A quick piece for and against Enbridge Northern Gateway

Following the JRP's report in favour of Northern Gateway, here's the Sentinel's editor's pro and con piece on the pipeline.

We thought we’d go ahead and just post two opinions, one supporting the Enbridge Northern Gateway Pipelines proposal and one not supporting the project. Enjoy the argument.

Enbridge, yay!

Just like with natural gas, Canada has abundant oil resources on the other side of the Rockies and it’s an economic loss to only allow ourselves to deal with the United States as our customers. Canada, simply, needs more capacity.

But even look at it at the ground level. The vast number of construction workers needed to build a pipeline will mean job opportunities for many.

And pipelines are arguably far safer with today’s construction and assembly standards than in years past. Simply put, it’s basically a gimme that Northern Gateway will be more reliable than other, older pipes.

Then there’s the ongoing taxes and value that the pipeline will provide to the country. The nation and province will benefit financially from the construction for sure, and that’s money that will pay for the government services and operations that we all enjoy.

Opposing the project is basically turning our noses up at $1.2 billion over the next 30 years.

And with 209 conditions to follow, it’s in writing that it’s going to have to be built right.

We need to be open to this project.

Enbridge, nay!

Now wait a minute, $1.2 billion over 30 years?

That represents only a fraction of the yearly B.C. budget, which this year alone is $44 billion.

Much good that $1.2 billion will give us over the course of 30 years.

And what about the fact that it just seems people don’t want this pipeline. Surveys and polls have shown that more people in B.C. are against the pipeline than are in favour.

Not to mention studies of Canada’s coasts and pipeline routes, showing the immense problems that could come from tanker traffic and spills.

Some don’t think Canada is even prepared for a major spill, and the pipeline and the tankers will be going through a number of ecosystems. One wrong move and we might not have a fishery.

And are jobs really as bountiful as the claims? It’ll only be a small amount of permanent jobs which are needed to run the marine terminal in Kitimat, and the same for the pipeline, once it’s done you won’t need many people to manage it in person. That leaves the control centre in Calgary as the primary place of employment regarding the pipeline itself directly.

The benefits to the province are arguably, essentially, non-existent.

Cameron Orr

Just Posted

Broken axle New Hazelton derailment could happen again: TSB

Derailment by New Hazelton caused by a broken axle can happen again without different way to inspect

Terrace resident’s bill banning single-use plastics introduced in Ottawa

MP Nathan Cullen’s presented Ben Korving’s private member’s bill Wednesday

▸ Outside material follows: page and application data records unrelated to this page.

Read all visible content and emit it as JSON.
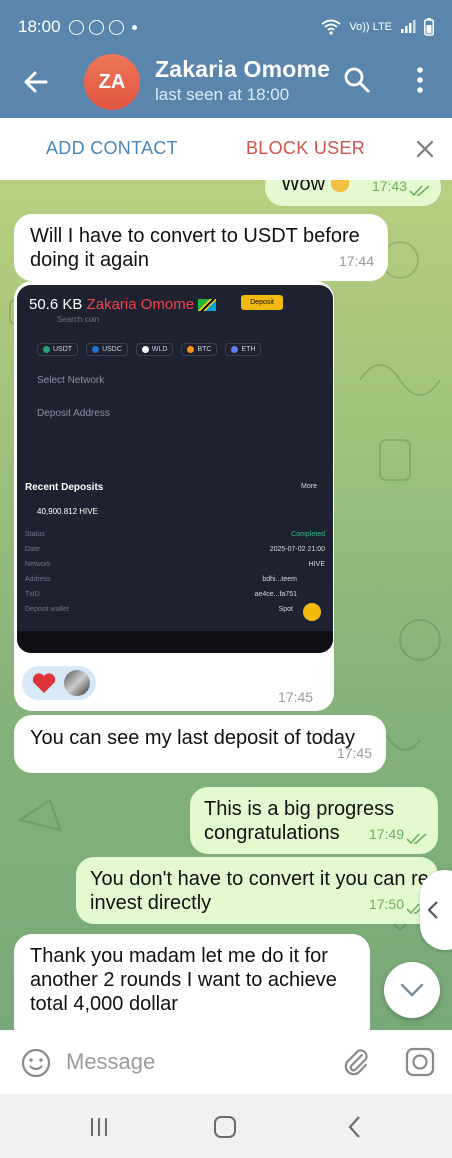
{
  "status_bar": {
    "time": "18:00",
    "network": "Vo)) LTE",
    "icons": [
      "add-circle-icon",
      "add-circle-icon",
      "vpn-icon",
      "wifi-icon",
      "signal-icon",
      "battery-icon"
    ]
  },
  "header": {
    "avatar_initials": "ZA",
    "contact_name": "Zakaria Omome",
    "last_seen": "last seen at 18:00",
    "avatar_color": "#e7614a",
    "bar_color": "#5a86ad"
  },
  "action_bar": {
    "add_contact": "ADD CONTACT",
    "block_user": "BLOCK USER"
  },
  "messages": [
    {
      "dir": "out",
      "text": "Wow",
      "time": "17:43"
    },
    {
      "dir": "in",
      "text": "Will I have to convert to USDT before doing it again",
      "time": "17:44"
    },
    {
      "dir": "in",
      "type": "image",
      "size": "50.6 KB",
      "sender": "Zakaria Omome",
      "reactions": [
        "heart-icon",
        "user-photo-icon"
      ],
      "time": "17:45"
    },
    {
      "dir": "in",
      "text": "You can see my last deposit of today",
      "time": "17:45"
    },
    {
      "dir": "out",
      "text": "This is a big progress congratulations",
      "time": "17:49"
    },
    {
      "dir": "out",
      "text": "You don't have to convert it you can re invest directly",
      "time": "17:50"
    },
    {
      "dir": "in",
      "text": "Thank you madam let me do it for another 2 rounds I want to achieve total 4,000 dollar"
    }
  ],
  "media": {
    "size_label": "50.6 KB",
    "sender": "Zakaria Omome",
    "search_placeholder": "Search coin",
    "deposit_btn": "Deposit",
    "coins": [
      "USDT",
      "USDC",
      "WLD",
      "BTC",
      "ETH"
    ],
    "select_network": "Select Network",
    "deposit_address": "Deposit Address",
    "recent_deposits": "Recent Deposits",
    "more": "More",
    "amount": "40,900.812 HIVE",
    "fields": [
      {
        "label": "Status",
        "value": "Completed"
      },
      {
        "label": "Date",
        "value": "2025-07-02 21:00"
      },
      {
        "label": "Network",
        "value": "HIVE"
      },
      {
        "label": "Address",
        "value": "bdhi...teem"
      },
      {
        "label": "TxID",
        "value": "ae4ce...fa751"
      },
      {
        "label": "Deposit wallet",
        "value": "Spot"
      }
    ]
  },
  "input": {
    "placeholder": "Message"
  },
  "colors": {
    "incoming": "#ffffff",
    "outgoing": "#e3fad1",
    "accent_blue": "#4b86b8",
    "danger": "#d2534b"
  }
}
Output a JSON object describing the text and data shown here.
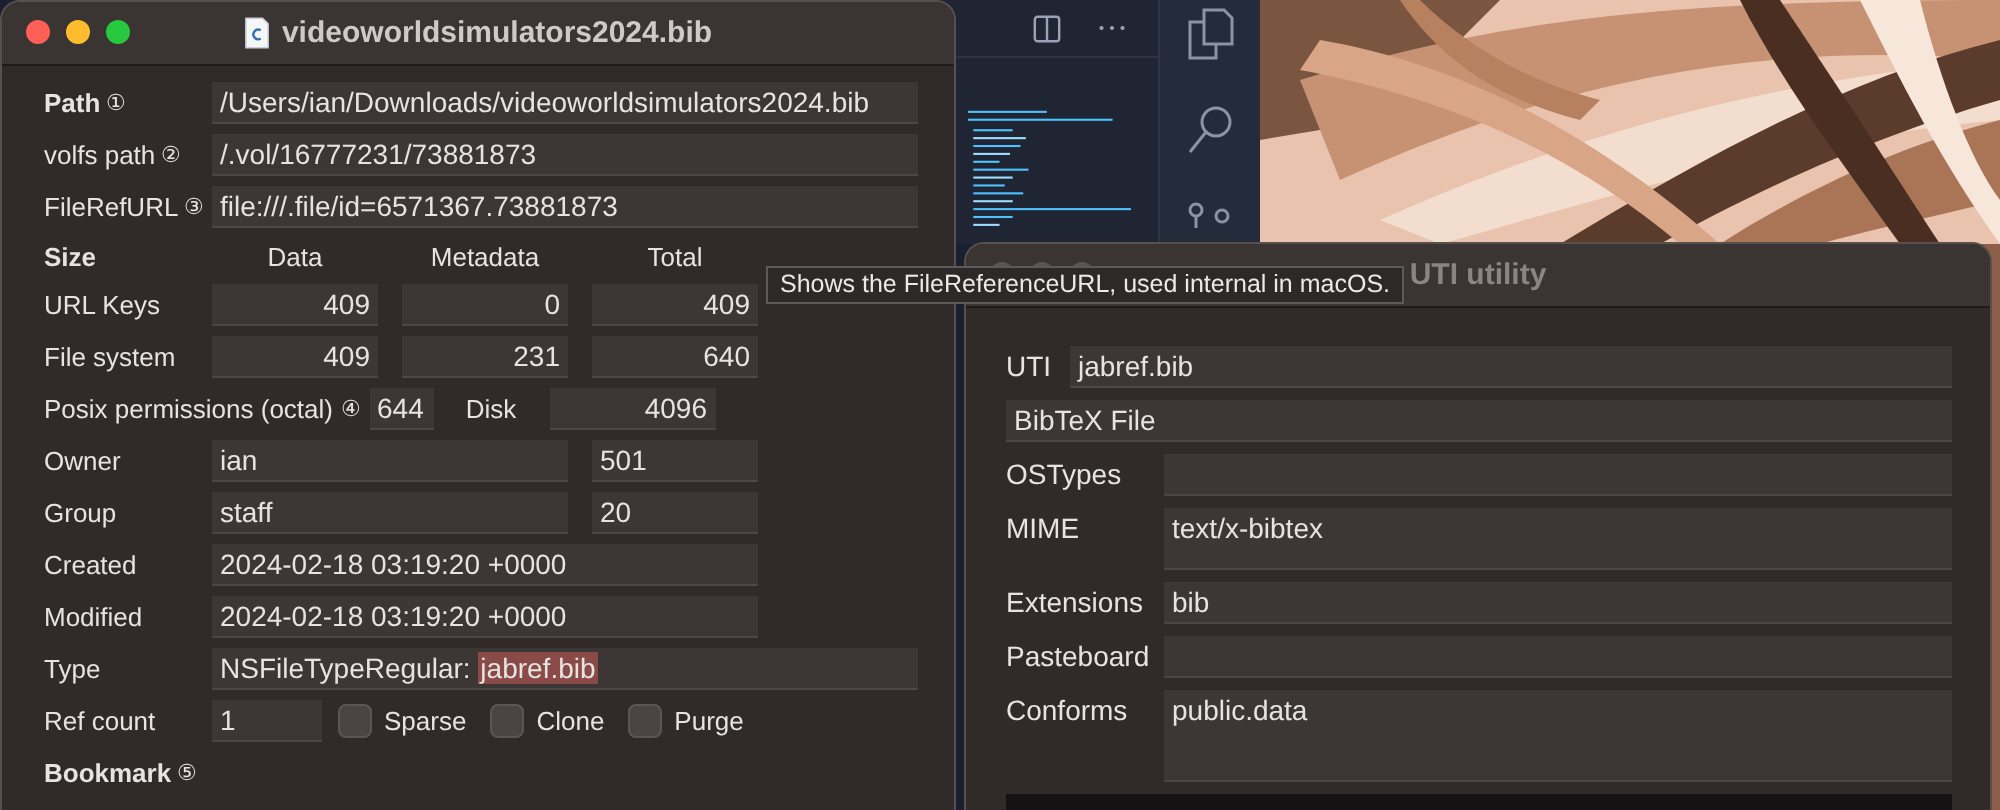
{
  "file_window": {
    "title": "videoworldsimulators2024.bib",
    "active": true,
    "path_rows": [
      {
        "label": "Path",
        "bold": true,
        "info": "①",
        "value": "/Users/ian/Downloads/videoworldsimulators2024.bib"
      },
      {
        "label": "volfs path",
        "bold": false,
        "info": "②",
        "value": "/.vol/16777231/73881873"
      },
      {
        "label": "FileRefURL",
        "bold": false,
        "info": "③",
        "value": "file:///.file/id=6571367.73881873"
      }
    ],
    "size": {
      "label": "Size",
      "columns": [
        "Data",
        "Metadata",
        "Total"
      ],
      "rows": [
        {
          "label": "URL Keys",
          "values": [
            "409",
            "0",
            "409"
          ]
        },
        {
          "label": "File system",
          "values": [
            "409",
            "231",
            "640"
          ]
        }
      ]
    },
    "posix": {
      "label": "Posix permissions (octal)",
      "info": "④",
      "value": "644",
      "disk_label": "Disk",
      "disk_value": "4096"
    },
    "ids": [
      {
        "label": "Owner",
        "name": "ian",
        "id": "501"
      },
      {
        "label": "Group",
        "name": "staff",
        "id": "20"
      }
    ],
    "dates": [
      {
        "label": "Created",
        "value": "2024-02-18 03:19:20 +0000"
      },
      {
        "label": "Modified",
        "value": "2024-02-18 03:19:20 +0000"
      }
    ],
    "type": {
      "label": "Type",
      "value": "NSFileTypeRegular:",
      "selected_text": "jabref.bib"
    },
    "ref_count": {
      "label": "Ref count",
      "value": "1"
    },
    "flags": [
      {
        "label": "Sparse",
        "checked": false
      },
      {
        "label": "Clone",
        "checked": false
      },
      {
        "label": "Purge",
        "checked": false
      }
    ],
    "bookmark": {
      "label": "Bookmark",
      "info": "⑤"
    }
  },
  "tooltip": "Shows the FileReferenceURL, used internal in macOS.",
  "uti_window": {
    "title": "UTI utility",
    "active": false,
    "fields": [
      {
        "kind": "compact",
        "label": "UTI",
        "value": "jabref.bib"
      },
      {
        "kind": "plain",
        "value": "BibTeX File"
      },
      {
        "kind": "line",
        "label": "OSTypes"
      },
      {
        "kind": "tall",
        "label": "MIME",
        "value": "text/x-bibtex"
      },
      {
        "kind": "line",
        "label": "Extensions",
        "value": "bib"
      },
      {
        "kind": "line",
        "label": "Pasteboard"
      },
      {
        "kind": "taller",
        "label": "Conforms",
        "value": "public.data"
      }
    ]
  }
}
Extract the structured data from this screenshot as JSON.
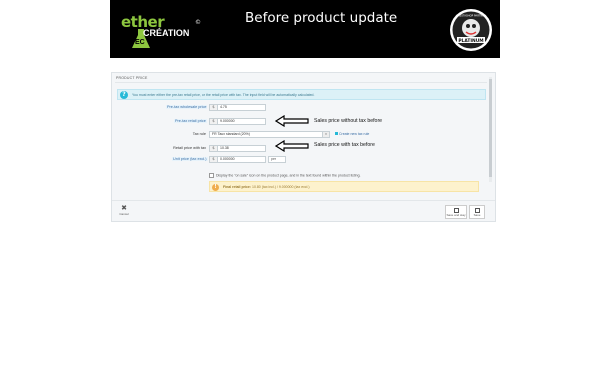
{
  "header": {
    "logo_ether": "ether",
    "logo_creation": "CRÉATION",
    "logo_ec": "EC",
    "logo_copyright": "©",
    "title": "Before product update",
    "badge_top": "PRESTASHOP PARTNER",
    "badge_main": "PLATINUM"
  },
  "panel": {
    "heading": "PRODUCT PRICE",
    "info_text": "You must enter either the pre-tax retail price, or the retail price with tax. The input field will be automatically calculated.",
    "fields": [
      {
        "label": "Pre-tax wholesale price",
        "currency": "$",
        "value": "4.75"
      },
      {
        "label": "Pre-tax retail price",
        "currency": "$",
        "value": "9.000000"
      },
      {
        "label": "Retail price with tax",
        "currency": "$",
        "value": "10.38"
      },
      {
        "label": "Unit price (tax excl.)",
        "currency": "$",
        "value": "0.000000",
        "per": "per"
      }
    ],
    "tax_rule_label": "Tax rule",
    "tax_rule_value": "FR Taux standard (20%)",
    "create_tax_rule": "Create new tax rule",
    "on_sale_text": "Display the \"on sale\" icon on the product page, and in the text found within the product listing.",
    "final_price_label": "Final retail price:",
    "final_price_value": "10.80 (tax incl.) / 9.000000 (tax excl.)",
    "cancel_label": "Cancel",
    "save_stay_label": "Save and stay",
    "save_label": "Save"
  },
  "annotations": {
    "without_tax": "Sales price without tax before",
    "with_tax": "Sales price with tax before"
  },
  "colors": {
    "banner_bg": "#000000",
    "logo_green": "#8dc63f",
    "info_blue": "#25b9d7",
    "warning_bg": "#fdf2cd"
  }
}
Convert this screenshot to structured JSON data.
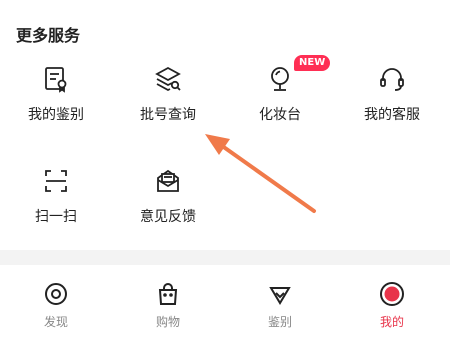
{
  "section": {
    "title": "更多服务"
  },
  "services": [
    {
      "label": "我的鉴别",
      "icon": "certificate-icon"
    },
    {
      "label": "批号查询",
      "icon": "layers-search-icon"
    },
    {
      "label": "化妆台",
      "icon": "mirror-icon",
      "badge": "NEW"
    },
    {
      "label": "我的客服",
      "icon": "headset-icon"
    },
    {
      "label": "扫一扫",
      "icon": "scan-icon"
    },
    {
      "label": "意见反馈",
      "icon": "feedback-icon"
    }
  ],
  "tabs": [
    {
      "label": "发现",
      "icon": "discover-icon"
    },
    {
      "label": "购物",
      "icon": "shopping-bag-icon"
    },
    {
      "label": "鉴别",
      "icon": "diamond-icon"
    },
    {
      "label": "我的",
      "icon": "profile-icon",
      "active": true
    }
  ],
  "colors": {
    "accent": "#e8344a",
    "badge": "#ff2e54",
    "annotation_arrow": "#f07a4a"
  }
}
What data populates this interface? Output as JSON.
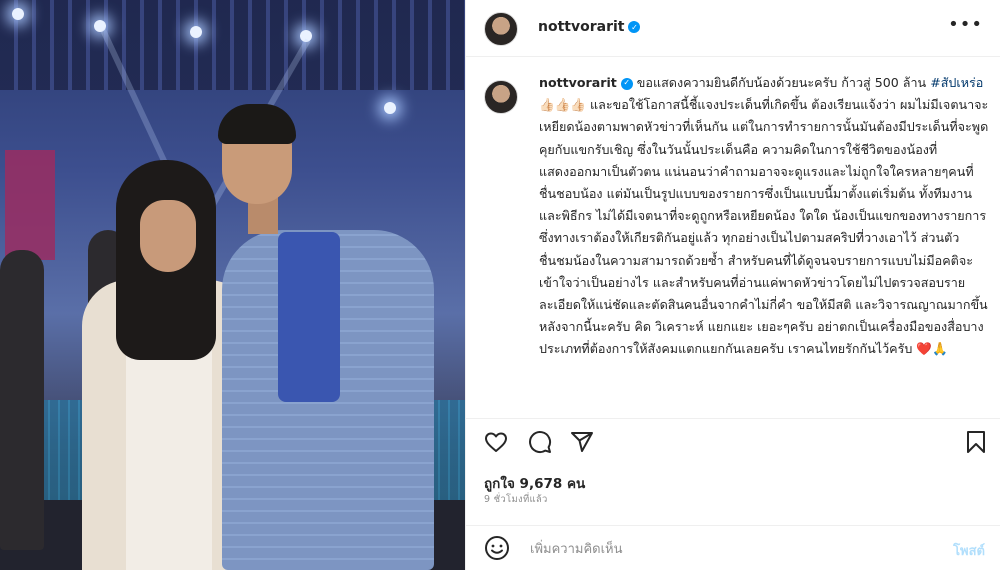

B.C. BUDGET: Surplus $374 million after bailouts of BC Hydro, ICBC

Growth projected stronger in 2020, Finance Minister Carole James says

Province announces $100-million grant funding for Northwest communities

The Northern Capital and Planning Grant will go to four regional districts and 22 municipalities

Sell regulated heroin to curb B.C.’s overdose problem: report

B.C. Centre on Substance Use points to organized crime and money-laundering as contributing factors

B.C. Speaker Darryl Plecas resumes battle with suspended staff

Committee meets at B.C. legislature to consider new allegations

Former B.C. fire chief sues his city after termination

Keith Green’s civil claim says that he believes he was wrongfully terminated

B.C. man injured in police shooting now in wheelchair

“Shots were fired by police and the Kelowna man was transported to the hospital with serious injuries.”

Risk of ‘deadly avalanches’ leads to warning for B.C.’s south coast

Weak layer of snow on Vancouver Island, Lower Mainland could trigger an avalanche

Peter Tork, Monkees’ lovable bass-guitar player, dies at 77

Tork, Micky Dolenz, David Jones and Michael Nesmith formed the made-for-television rock band

From a drunk judge to Clifford Olson: George Garrett recounts a life in B.C. news radio

New book from ‘Intrepid Reporter’ George Garrett offers readers a glimpse behind the headlines

Wife remembers B.C. man killed in possible case of mistaken identity

Rex Gill was in Kamloops working to support his family after oilfield job dried up

Millennial men least likely to have a family doctor: Statistics Canada

Report found more women have primary care physicians, compared with men

Most Read